Promoting healthy behaviour and exercise.

Improved work-life balance.

Personal counselling programmes.

Should your organisation have a stress policy?

It is more likely that many organisations have developed sound human resources management policies to underpin the needs of their businesses.

In most situations I have experienced that organisations have developed wider well-being policies which are much more effective in maximising the well-being of their employees rather than merely developing a stress policy.

It is a known fact that the World Health Organisation (WHO) has taken an approach that includes wider issues on the well-being of people in various places or communities.

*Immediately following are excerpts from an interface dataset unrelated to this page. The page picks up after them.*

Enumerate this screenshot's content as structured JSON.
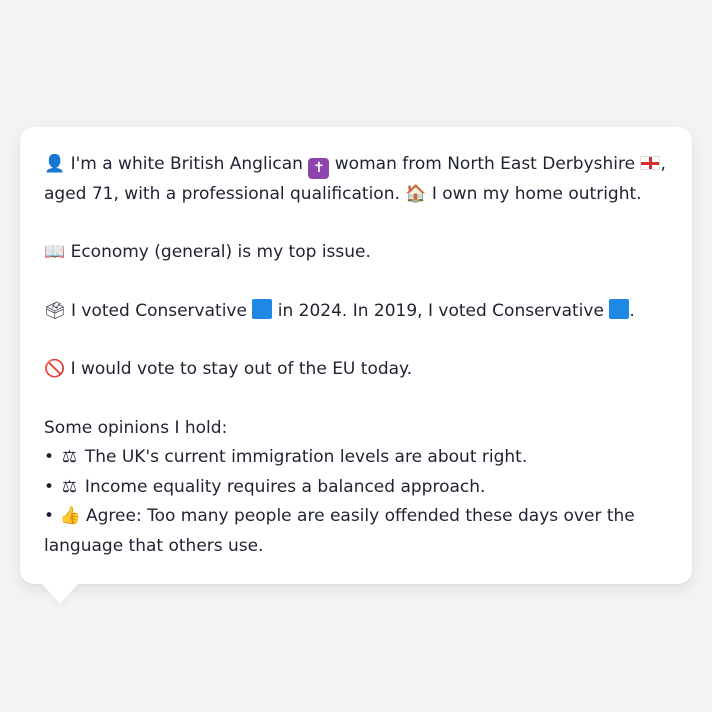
{
  "intro": {
    "person_icon": "👤",
    "text_1": "I'm a white British Anglican",
    "cross_icon": "✝",
    "text_2": "woman from North East Derbyshire",
    "text_3": ", aged 71, with a professional qualification.",
    "home_icon": "🏠",
    "text_4": "I own my home outright."
  },
  "issue": {
    "icon": "📖",
    "text": "Economy (general) is my top issue."
  },
  "vote": {
    "icon": "🗳",
    "text_1": "I voted Conservative",
    "text_2": "in 2024. In 2019, I voted Conservative",
    "text_3": ".",
    "party_color": "#1e88e5"
  },
  "eu": {
    "icon": "🚫",
    "text": "I would vote to stay out of the EU today."
  },
  "opinions": {
    "heading": "Some opinions I hold:",
    "items": [
      {
        "bullet": "•",
        "icon": "⚖",
        "text": "The UK's current immigration levels are about right."
      },
      {
        "bullet": "•",
        "icon": "⚖",
        "text": "Income equality requires a balanced approach."
      },
      {
        "bullet": "•",
        "icon": "👍",
        "text": "Agree: Too many people are easily offended these days over the language that others use."
      }
    ]
  }
}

My personal opinion is that your organisation needs to include a ‘well-being’ policy into its Human Resource Policy Manual containing the following elements:

A clear statement which shows that the organisation is committed to developing a working environment that promotes the health and well-being of the organisation and its employees.

Must be supported by senior management.

Must be kept under constant review together with other policies, procedures and initiatives to ensure that they maximise employee well-being.

Must provide for identification of and a regular review of the key well-being indicators.

Ensure the provision of effective aice, support, counselling and training to enhance employee well-being.

Must incorporate the process for evaluating the effectiveness of all well-being initiatives.

In conclusion I would like to emphasise that the starting point for effective prevention of stress is good people management.

I believe that people work more effectively within a participative management style and people are better motivated when work satisfies economic, social and psychological needs.

Employers who pay attention to employee well being and equip managers at all levels with people management skills will better support employee engagement and well-being programs during good and bad times.

Disclaimer: Opinions expressed herein are solely those of the author Matthias Ruziwa is an experienced and growing Strategic Human Resource Practitioner. He is also an independent arbitrator practicing in the Midlands Province, City of Kwekwe.

Source : The Herald